Element data from apps and pages:
* * *

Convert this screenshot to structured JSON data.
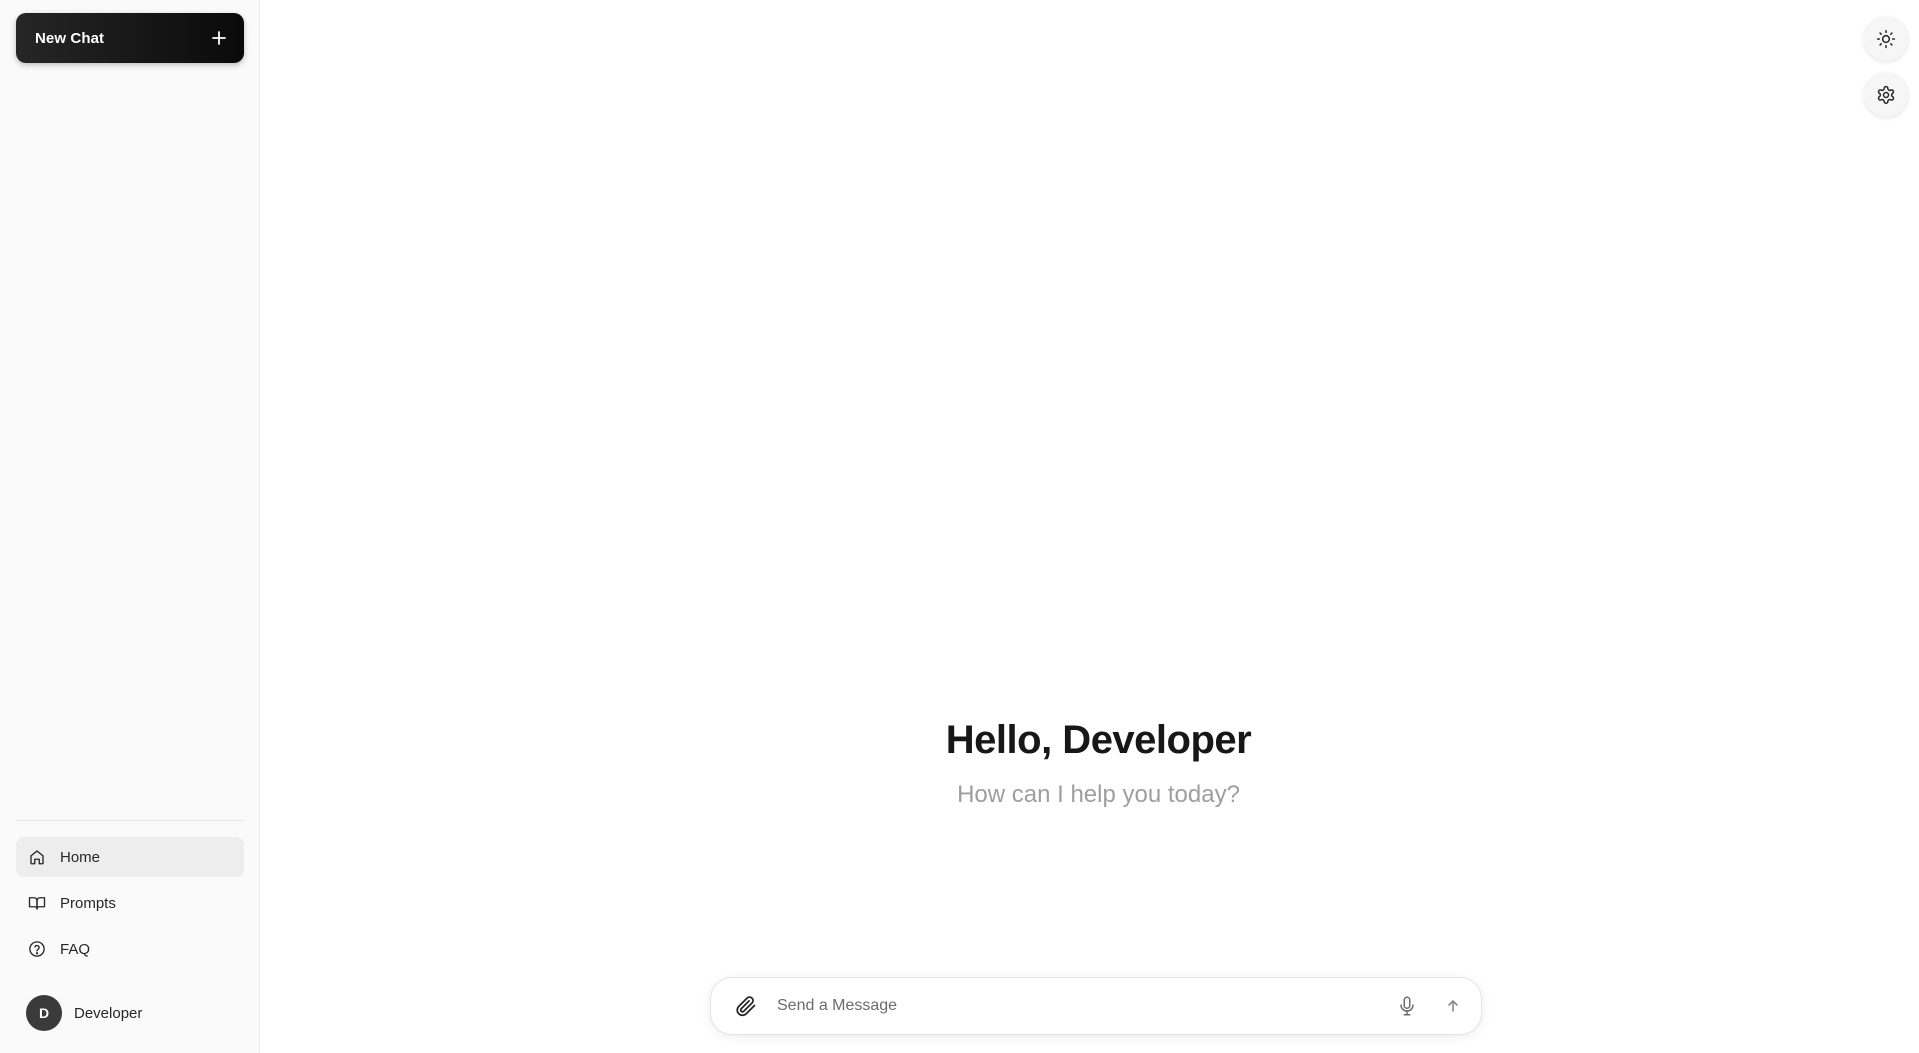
{
  "sidebar": {
    "new_chat_label": "New Chat",
    "new_chat_icon": "plus-icon",
    "nav": [
      {
        "label": "Home",
        "icon": "home-icon",
        "active": true
      },
      {
        "label": "Prompts",
        "icon": "book-icon",
        "active": false
      },
      {
        "label": "FAQ",
        "icon": "help-circle-icon",
        "active": false
      }
    ],
    "user": {
      "initial": "D",
      "name": "Developer"
    }
  },
  "header": {
    "theme_toggle_icon": "sun-icon",
    "settings_icon": "gear-icon"
  },
  "main": {
    "greeting": "Hello, Developer",
    "subtitle": "How can I help you today?"
  },
  "composer": {
    "placeholder": "Send a Message",
    "value": "",
    "attach_icon": "paperclip-icon",
    "mic_icon": "microphone-icon",
    "send_icon": "arrow-up-icon"
  },
  "colors": {
    "sidebar_bg": "#fafafa",
    "new_chat_bg": "#0a0a0a",
    "active_nav_bg": "#ededed",
    "subtitle_text": "#9e9e9e",
    "avatar_bg": "#3a3a3a"
  }
}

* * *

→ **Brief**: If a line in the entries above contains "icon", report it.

→ **Your solution**:
    "new_chat_icon": "plus-icon",
        "icon": "home-icon",
        "icon": "book-icon",
        "icon": "help-circle-icon",
    "theme_toggle_icon": "sun-icon",
    "settings_icon": "gear-icon"
    "attach_icon": "paperclip-icon",
    "mic_icon": "microphone-icon",
    "send_icon": "arrow-up-icon"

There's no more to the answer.